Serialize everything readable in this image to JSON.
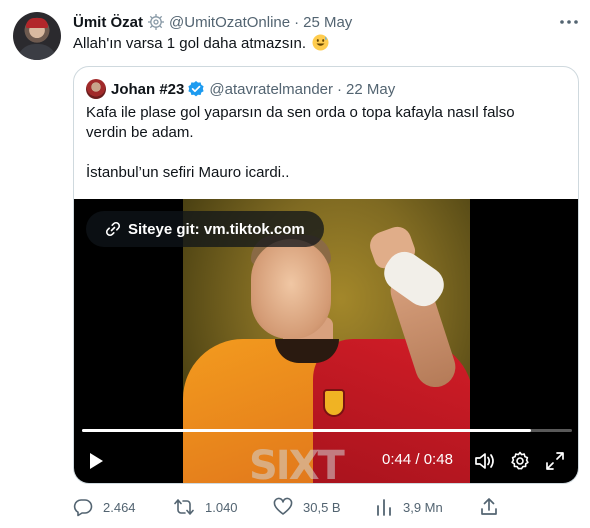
{
  "tweet": {
    "name": "Ümit Özat",
    "handle": "@UmitOzatOnline",
    "separator": "·",
    "date": "25 May",
    "text": "Allah'ın varsa 1 gol daha atmazsın."
  },
  "quote": {
    "name": "Johan #23",
    "handle": "@atavratelmander",
    "separator": "·",
    "date": "22 May",
    "line1": "Kafa ile plase gol yaparsın da sen orda o topa kafayla nasıl falso",
    "line2": "verdin be adam.",
    "line3": "İstanbul’un sefiri Mauro icardi..",
    "video": {
      "site_label": "Siteye git: vm.tiktok.com",
      "sponsor_text": "SIXT",
      "current_time": "0:44",
      "duration": "0:48",
      "time_separator": " / ",
      "progress": 0.917
    }
  },
  "stats": {
    "replies": "2.464",
    "reposts": "1.040",
    "likes": "30,5 B",
    "views": "3,9 Mn"
  },
  "colors": {
    "text": "#0f1419",
    "secondary": "#536471",
    "border": "#cfd9de",
    "verified_blue": "#1d9bf0"
  }
}
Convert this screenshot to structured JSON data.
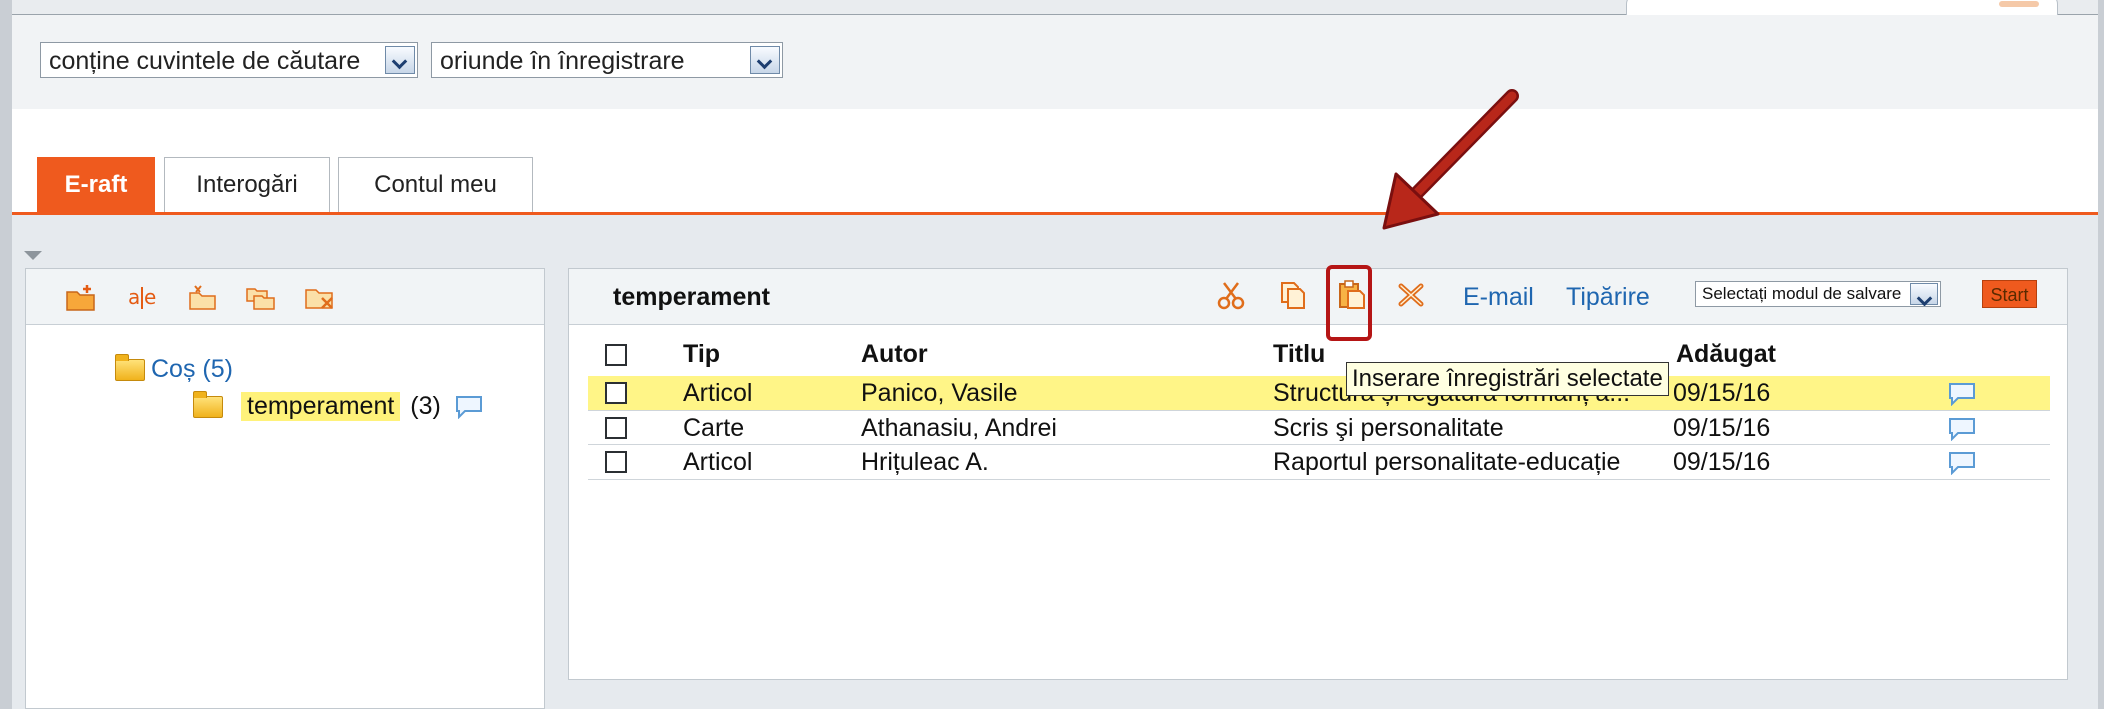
{
  "search": {
    "condition_select": "conține cuvintele de căutare",
    "scope_select": "oriunde în înregistrare"
  },
  "tabs": [
    {
      "label": "E-raft",
      "active": true
    },
    {
      "label": "Interogări",
      "active": false
    },
    {
      "label": "Contul meu",
      "active": false
    }
  ],
  "tree": {
    "root_label": "Coș (5)",
    "child_label": "temperament",
    "child_count": "(3)"
  },
  "results": {
    "folder_title": "temperament",
    "email_label": "E-mail",
    "print_label": "Tipărire",
    "save_mode_select": "Selectați modul de salvare",
    "start_button": "Start",
    "tooltip": "Inserare înregistrări selectate",
    "columns": {
      "tip": "Tip",
      "autor": "Autor",
      "titlu": "Titlu",
      "adaugat": "Adăugat"
    },
    "rows": [
      {
        "tip": "Articol",
        "autor": "Panico, Vasile",
        "titlu": "Structura și legătură formanț a...",
        "adaugat": "09/15/16"
      },
      {
        "tip": "Carte",
        "autor": "Athanasiu, Andrei",
        "titlu": "Scris şi personalitate",
        "adaugat": "09/15/16"
      },
      {
        "tip": "Articol",
        "autor": "Hrițuleac A.",
        "titlu": "Raportul personalitate-educație",
        "adaugat": "09/15/16"
      }
    ]
  },
  "colors": {
    "accent": "#ef5a1e",
    "highlight": "#fff587",
    "link": "#1f66b0",
    "annotation": "#b51515"
  }
}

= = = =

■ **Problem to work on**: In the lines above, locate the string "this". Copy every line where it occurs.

■ **Task result**:
Serialize everything readable in this image to JSON.
Convert this screenshot to structured JSON data.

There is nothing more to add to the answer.